What does this all come down to? To rehearse and expand the thesis:

  • The whole cosmos was constructed as the sanctuary of God, consisting of three parts: the garden (Holy of Holies), Eden (Holy Place), and the world (Court).
  • The purpose of God in creating the world is that the ‘Holy of Holies’ would be extended over all the world and thus that the tripartite distinction would make way for his all-encompassing royal presence. Eschatological hopes foresaw this purpose being fulfilled: ‘For the earth will be filled with the knowledge of the glory of YHWH as the waters cover the sea’ (Hab 2:14).
  • The later tabernacle and Temple were microcosms, reflecting the purpose of God, namely that the whole cosmos would one day be full of his presence.

Why is all this relevant? First of all, because this is how the author of Genesis 1–2 wanted his text to be understood. We always want to look for the authorial intent. Secondly, as we will see later, this concept of the cosmos-as-sanctuary (and sanctuary-as-microcosmos) pervades the storyline of the whole Bible, up to the church, which is the body of the Messiah, the temple of God’s Spirit.

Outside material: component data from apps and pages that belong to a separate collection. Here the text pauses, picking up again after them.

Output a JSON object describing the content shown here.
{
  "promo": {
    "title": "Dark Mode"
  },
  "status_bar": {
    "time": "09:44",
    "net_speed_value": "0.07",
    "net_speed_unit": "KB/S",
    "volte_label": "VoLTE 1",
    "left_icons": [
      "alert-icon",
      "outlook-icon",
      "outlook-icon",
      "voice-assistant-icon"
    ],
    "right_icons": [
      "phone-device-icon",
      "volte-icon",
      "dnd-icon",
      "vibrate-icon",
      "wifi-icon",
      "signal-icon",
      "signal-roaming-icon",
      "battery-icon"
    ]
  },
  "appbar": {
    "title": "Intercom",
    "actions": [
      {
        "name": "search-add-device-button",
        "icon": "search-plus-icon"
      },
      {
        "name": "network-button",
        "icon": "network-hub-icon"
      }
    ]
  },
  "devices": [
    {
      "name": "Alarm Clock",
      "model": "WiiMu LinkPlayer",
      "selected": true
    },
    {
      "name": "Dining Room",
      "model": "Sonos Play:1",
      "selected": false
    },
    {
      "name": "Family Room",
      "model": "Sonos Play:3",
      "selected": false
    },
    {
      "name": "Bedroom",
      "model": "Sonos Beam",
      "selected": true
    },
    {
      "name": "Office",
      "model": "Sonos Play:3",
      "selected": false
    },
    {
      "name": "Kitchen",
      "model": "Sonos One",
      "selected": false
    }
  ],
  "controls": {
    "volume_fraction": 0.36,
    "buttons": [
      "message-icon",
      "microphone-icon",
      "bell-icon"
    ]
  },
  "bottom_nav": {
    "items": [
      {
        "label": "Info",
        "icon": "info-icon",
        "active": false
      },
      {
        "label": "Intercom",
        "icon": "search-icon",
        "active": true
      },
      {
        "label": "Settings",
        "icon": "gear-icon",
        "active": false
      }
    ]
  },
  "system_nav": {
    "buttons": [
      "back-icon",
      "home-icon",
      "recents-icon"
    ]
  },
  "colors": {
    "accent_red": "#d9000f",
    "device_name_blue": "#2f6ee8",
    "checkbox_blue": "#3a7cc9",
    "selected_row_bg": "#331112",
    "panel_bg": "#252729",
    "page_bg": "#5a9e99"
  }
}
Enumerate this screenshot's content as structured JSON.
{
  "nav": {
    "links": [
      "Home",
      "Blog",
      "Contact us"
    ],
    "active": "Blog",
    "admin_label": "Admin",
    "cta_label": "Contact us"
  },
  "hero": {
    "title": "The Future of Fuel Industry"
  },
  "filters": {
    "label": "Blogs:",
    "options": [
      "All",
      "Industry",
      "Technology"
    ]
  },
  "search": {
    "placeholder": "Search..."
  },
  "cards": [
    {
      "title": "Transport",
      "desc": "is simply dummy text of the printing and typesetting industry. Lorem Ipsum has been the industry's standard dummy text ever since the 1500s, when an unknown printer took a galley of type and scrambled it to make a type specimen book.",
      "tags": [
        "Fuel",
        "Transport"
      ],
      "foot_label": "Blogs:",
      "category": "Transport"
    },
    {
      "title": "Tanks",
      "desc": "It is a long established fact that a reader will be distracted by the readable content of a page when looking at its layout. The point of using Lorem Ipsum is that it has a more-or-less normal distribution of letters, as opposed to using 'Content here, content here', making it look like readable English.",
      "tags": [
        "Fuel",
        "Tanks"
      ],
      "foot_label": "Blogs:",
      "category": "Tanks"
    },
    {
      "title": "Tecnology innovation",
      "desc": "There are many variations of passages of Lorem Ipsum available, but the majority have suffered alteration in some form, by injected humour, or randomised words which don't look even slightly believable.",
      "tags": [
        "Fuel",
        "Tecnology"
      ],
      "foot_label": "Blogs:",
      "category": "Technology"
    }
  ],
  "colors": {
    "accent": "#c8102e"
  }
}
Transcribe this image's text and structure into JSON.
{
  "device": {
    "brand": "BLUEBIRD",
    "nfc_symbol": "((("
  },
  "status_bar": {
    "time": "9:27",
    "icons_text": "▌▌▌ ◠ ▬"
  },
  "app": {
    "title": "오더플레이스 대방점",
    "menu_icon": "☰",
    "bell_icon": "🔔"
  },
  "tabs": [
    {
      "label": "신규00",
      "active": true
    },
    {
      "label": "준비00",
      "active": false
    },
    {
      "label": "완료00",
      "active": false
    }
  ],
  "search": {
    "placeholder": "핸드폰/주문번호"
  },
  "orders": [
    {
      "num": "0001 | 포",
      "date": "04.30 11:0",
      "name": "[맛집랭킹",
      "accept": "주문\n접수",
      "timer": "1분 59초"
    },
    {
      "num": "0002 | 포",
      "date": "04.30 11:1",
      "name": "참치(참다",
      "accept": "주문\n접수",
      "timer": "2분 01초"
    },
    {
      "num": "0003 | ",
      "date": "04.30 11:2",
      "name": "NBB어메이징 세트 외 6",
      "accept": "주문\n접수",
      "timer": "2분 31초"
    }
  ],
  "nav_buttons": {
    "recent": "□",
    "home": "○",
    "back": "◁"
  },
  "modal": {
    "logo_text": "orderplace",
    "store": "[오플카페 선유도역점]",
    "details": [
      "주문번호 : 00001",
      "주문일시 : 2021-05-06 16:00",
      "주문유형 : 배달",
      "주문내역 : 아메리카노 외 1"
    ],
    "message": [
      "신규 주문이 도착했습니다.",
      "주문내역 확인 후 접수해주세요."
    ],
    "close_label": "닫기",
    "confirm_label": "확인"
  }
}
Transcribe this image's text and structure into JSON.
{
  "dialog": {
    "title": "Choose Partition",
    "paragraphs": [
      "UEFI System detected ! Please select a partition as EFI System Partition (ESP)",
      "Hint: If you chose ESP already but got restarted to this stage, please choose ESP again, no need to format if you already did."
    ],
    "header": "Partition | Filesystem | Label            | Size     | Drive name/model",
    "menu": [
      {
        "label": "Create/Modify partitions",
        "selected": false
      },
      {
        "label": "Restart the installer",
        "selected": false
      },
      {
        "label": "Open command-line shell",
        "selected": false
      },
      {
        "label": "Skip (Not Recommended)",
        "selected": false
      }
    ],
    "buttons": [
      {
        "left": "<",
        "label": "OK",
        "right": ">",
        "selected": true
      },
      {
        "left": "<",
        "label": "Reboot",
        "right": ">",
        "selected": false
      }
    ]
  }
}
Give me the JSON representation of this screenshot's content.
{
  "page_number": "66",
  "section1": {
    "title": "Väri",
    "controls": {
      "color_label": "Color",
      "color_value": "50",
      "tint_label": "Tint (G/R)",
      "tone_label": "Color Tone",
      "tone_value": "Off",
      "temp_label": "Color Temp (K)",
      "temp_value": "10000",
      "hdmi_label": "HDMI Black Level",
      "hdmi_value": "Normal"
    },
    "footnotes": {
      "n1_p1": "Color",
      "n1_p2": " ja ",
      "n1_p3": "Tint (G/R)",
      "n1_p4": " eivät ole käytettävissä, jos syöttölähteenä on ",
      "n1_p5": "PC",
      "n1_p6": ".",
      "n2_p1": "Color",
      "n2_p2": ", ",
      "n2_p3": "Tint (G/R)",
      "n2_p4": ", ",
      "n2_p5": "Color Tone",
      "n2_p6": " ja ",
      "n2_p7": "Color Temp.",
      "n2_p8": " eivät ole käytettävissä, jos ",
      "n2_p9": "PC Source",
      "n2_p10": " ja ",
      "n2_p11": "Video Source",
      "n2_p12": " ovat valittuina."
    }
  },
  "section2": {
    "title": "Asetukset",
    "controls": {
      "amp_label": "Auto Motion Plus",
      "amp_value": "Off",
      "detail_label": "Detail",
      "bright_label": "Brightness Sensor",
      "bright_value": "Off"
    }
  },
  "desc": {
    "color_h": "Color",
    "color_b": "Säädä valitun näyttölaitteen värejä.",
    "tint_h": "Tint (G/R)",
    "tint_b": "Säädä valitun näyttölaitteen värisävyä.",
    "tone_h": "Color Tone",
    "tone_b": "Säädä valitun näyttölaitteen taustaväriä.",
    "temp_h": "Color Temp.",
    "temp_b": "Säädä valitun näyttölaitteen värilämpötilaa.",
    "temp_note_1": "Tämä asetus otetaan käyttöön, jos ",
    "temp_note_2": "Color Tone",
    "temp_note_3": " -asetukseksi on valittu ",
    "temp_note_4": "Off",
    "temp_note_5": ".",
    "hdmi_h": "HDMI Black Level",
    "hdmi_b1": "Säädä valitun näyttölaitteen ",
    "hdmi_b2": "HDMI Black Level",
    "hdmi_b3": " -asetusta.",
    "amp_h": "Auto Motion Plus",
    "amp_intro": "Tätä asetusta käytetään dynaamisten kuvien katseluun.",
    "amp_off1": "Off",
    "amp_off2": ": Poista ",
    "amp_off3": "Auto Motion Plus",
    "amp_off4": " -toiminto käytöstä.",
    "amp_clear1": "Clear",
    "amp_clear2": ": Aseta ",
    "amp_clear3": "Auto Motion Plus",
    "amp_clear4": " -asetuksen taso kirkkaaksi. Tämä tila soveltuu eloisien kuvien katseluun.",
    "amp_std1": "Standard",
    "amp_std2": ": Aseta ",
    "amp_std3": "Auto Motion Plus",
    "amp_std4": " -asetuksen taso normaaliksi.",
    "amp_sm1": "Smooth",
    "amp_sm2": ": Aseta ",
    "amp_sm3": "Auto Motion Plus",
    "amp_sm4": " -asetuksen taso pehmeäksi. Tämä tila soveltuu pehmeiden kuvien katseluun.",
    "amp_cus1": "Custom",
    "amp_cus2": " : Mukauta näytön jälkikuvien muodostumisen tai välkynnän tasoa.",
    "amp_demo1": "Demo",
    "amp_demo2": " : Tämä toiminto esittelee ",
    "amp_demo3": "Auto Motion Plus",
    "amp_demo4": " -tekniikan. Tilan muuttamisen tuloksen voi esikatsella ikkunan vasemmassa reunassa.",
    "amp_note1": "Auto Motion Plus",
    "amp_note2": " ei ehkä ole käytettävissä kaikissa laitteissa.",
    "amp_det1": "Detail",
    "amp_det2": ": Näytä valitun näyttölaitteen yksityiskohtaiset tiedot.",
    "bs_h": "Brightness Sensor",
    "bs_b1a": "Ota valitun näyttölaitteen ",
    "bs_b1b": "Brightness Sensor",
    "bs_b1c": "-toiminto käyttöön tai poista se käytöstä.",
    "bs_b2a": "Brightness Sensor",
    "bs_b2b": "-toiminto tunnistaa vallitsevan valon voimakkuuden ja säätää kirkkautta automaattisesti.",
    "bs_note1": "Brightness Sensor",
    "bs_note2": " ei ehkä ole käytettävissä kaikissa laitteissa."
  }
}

[1] For more sizeable reads, see G.K. Beale and M. Kim, God Dwells Among Us. Expanding Eden to the Ends of the Earth (IVP Books 2015); God Dwells Among Us. A Biblical Theology of the Temple (IVP Academic forthcoming). See also the works of John Walton on the creation accounts, such as The Lost World of Genesis 1 (IVP Academic 2009) and Genesis 1 As Ancient Cosmology (Eisenbrauns 2011).

[2] Note that, for clarity, I make a distinction between ‘sanctuary’/‘temple’ as a general term for God’s dwelling place, ‘tabernacle’ in its usual sense for the Israelite structure, and ‘Temple’ as referring to the building in Jerusalem.

[3] Also note that the lights of the lampstand(s) correspond to the stars in the heavens. In other words, we see the correspondence between earth/heavens/Heaven and court/Holies/Holy of Holies.



Abjan van Meerten

Thoughts on the liberating theology of Paul and the universal love of God